Where does the string "Amount" appear in the material? Copy each line that holds it.

*** Record extracts Section Begins ***

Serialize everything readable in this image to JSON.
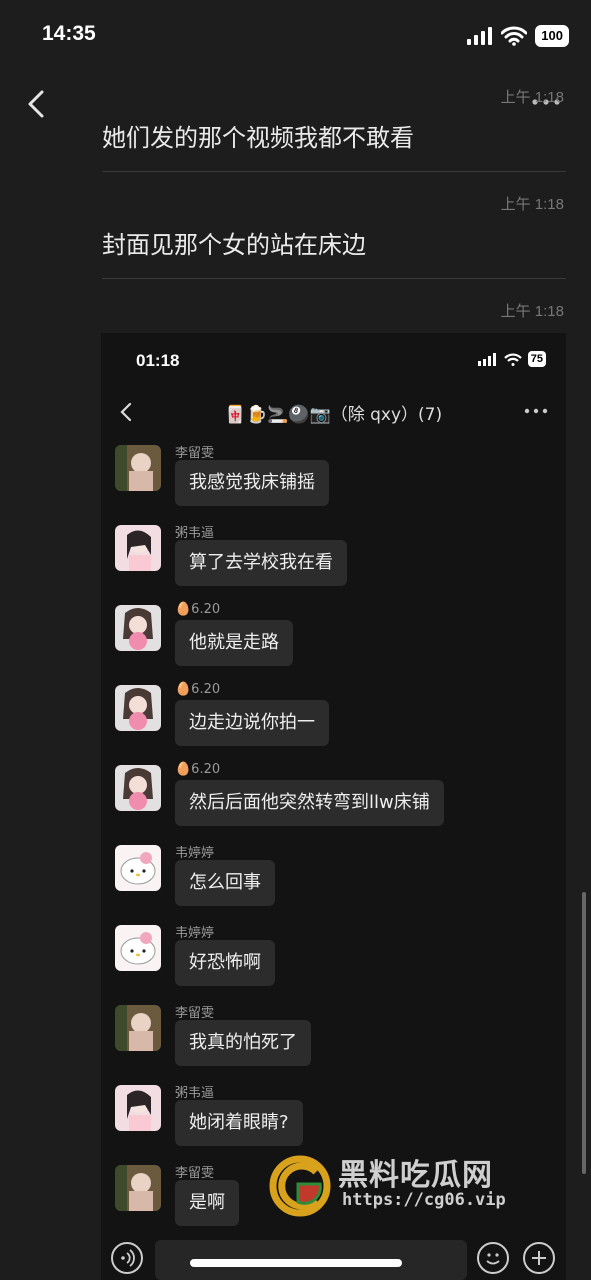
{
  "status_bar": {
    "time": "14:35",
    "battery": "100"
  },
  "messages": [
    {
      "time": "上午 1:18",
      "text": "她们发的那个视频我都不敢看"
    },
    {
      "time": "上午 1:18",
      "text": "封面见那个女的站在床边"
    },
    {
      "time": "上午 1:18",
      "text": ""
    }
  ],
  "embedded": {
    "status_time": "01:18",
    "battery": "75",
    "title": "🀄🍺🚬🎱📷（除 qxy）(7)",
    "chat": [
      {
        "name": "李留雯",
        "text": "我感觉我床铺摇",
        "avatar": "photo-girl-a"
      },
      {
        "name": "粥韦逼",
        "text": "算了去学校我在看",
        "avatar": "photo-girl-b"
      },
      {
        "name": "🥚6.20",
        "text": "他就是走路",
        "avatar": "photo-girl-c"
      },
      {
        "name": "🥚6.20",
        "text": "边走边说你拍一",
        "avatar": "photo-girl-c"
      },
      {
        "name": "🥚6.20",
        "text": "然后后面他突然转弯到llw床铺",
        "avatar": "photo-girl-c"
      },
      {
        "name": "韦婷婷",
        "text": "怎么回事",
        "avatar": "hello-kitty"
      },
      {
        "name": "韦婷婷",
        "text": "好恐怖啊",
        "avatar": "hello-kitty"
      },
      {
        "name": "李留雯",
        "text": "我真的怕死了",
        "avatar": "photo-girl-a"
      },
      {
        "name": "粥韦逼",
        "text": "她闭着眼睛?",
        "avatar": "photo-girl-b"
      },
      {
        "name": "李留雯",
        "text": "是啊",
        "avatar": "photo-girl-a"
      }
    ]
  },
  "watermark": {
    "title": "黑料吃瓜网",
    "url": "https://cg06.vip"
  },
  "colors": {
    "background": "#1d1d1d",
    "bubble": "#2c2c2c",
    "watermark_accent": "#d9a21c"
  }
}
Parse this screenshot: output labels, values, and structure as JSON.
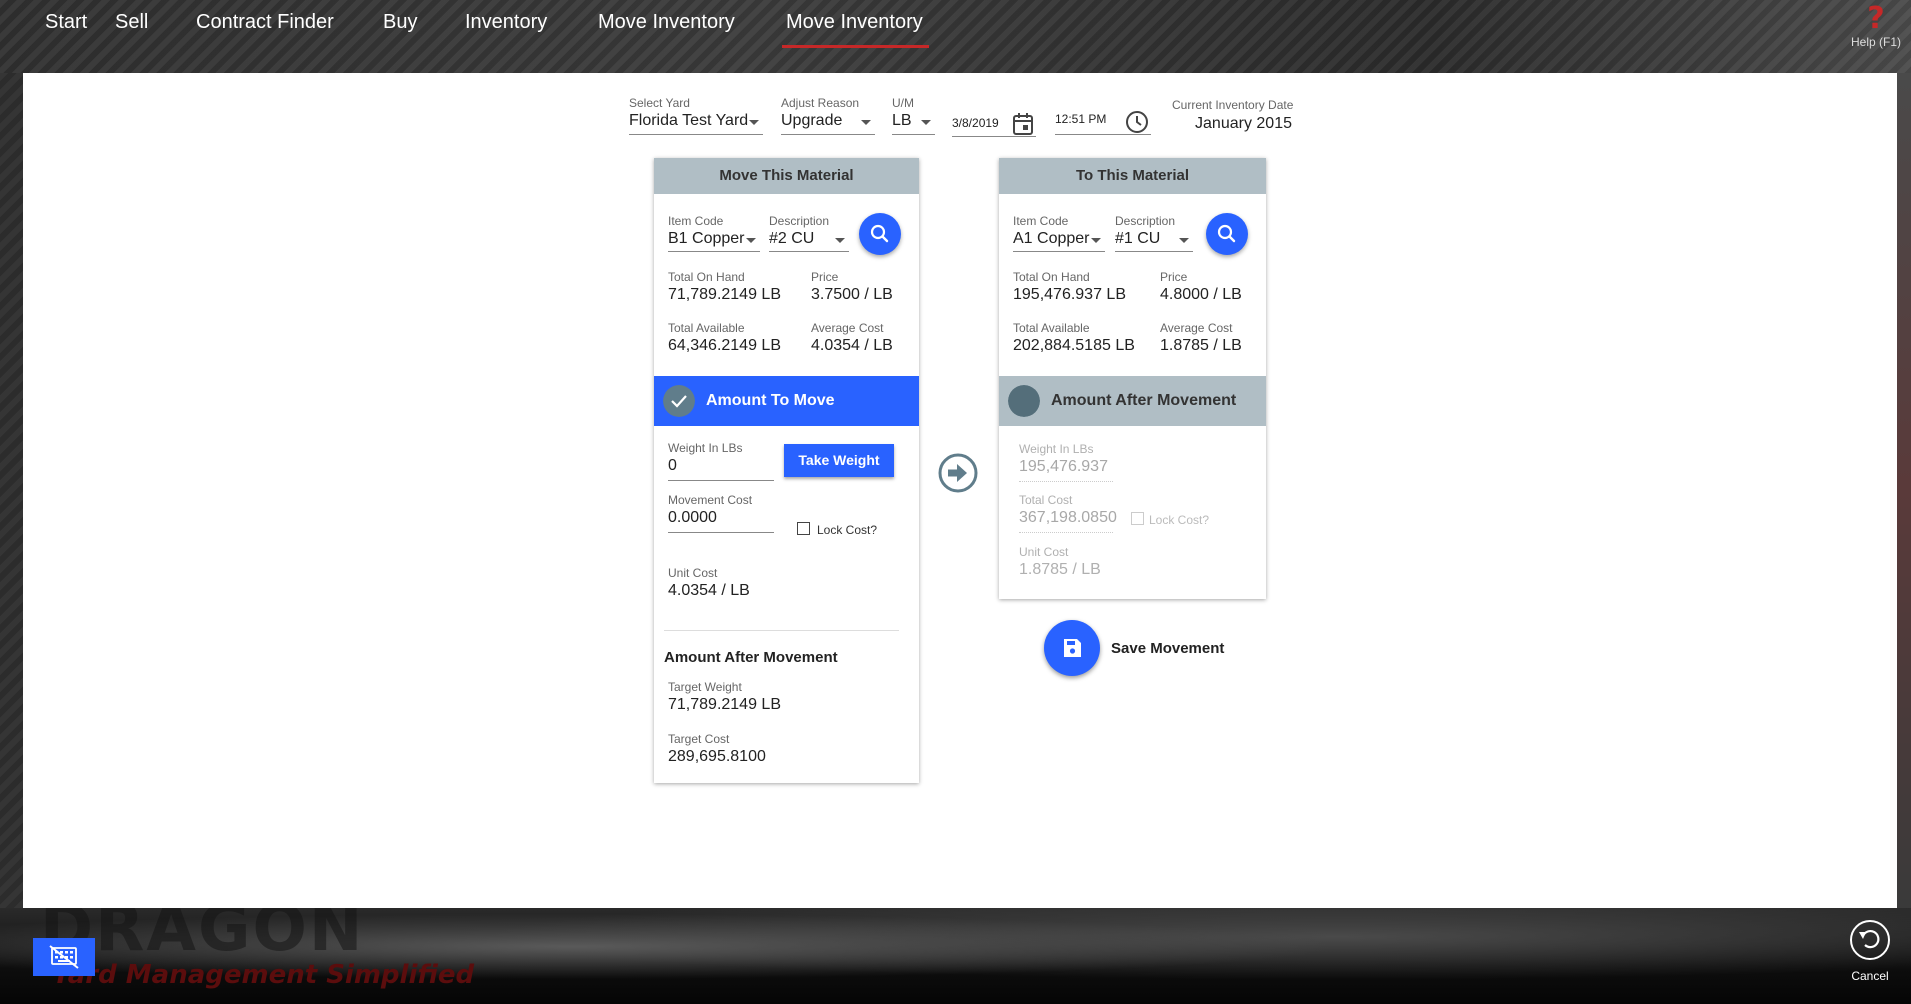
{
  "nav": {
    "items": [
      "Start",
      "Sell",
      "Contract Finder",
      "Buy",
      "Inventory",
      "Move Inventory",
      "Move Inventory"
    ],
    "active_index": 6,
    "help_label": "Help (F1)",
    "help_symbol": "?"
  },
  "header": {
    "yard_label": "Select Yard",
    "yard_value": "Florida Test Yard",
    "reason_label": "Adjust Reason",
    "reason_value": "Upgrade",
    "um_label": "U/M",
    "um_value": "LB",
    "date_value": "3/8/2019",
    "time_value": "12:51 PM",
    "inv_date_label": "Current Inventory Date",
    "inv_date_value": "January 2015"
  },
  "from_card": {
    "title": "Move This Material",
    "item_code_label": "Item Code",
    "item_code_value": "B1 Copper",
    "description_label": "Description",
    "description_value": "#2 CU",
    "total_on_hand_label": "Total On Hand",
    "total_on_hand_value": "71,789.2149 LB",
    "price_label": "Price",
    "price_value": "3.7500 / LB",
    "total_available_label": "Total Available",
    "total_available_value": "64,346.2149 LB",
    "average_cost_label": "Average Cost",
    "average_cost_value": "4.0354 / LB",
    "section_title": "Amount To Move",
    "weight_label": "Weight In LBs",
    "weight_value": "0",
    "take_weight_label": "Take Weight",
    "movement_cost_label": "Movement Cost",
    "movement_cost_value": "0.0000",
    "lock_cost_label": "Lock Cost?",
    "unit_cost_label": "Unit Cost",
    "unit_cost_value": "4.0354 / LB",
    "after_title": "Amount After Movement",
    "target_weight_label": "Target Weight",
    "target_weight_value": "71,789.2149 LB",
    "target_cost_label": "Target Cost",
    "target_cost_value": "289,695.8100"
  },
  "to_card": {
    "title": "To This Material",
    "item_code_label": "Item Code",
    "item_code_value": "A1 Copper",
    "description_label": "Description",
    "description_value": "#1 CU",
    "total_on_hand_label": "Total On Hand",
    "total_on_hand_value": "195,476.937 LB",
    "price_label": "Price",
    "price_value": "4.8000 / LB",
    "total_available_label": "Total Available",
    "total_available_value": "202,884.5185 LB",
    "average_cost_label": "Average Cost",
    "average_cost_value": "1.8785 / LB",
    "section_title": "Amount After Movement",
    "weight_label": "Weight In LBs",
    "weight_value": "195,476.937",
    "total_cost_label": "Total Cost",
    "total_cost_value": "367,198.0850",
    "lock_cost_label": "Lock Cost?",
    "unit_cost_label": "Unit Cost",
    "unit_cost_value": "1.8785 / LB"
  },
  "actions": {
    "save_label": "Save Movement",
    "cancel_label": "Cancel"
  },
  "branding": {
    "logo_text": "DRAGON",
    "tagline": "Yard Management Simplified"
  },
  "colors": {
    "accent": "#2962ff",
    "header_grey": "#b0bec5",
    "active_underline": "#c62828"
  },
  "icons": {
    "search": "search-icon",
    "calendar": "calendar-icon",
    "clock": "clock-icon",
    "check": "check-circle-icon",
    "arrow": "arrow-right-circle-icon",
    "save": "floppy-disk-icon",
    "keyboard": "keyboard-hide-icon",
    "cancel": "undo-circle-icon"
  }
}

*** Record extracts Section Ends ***

Result of the exercise –
    "section_title": "Amount To Move",
    "after_title": "Amount After Movement",
    "section_title": "Amount After Movement",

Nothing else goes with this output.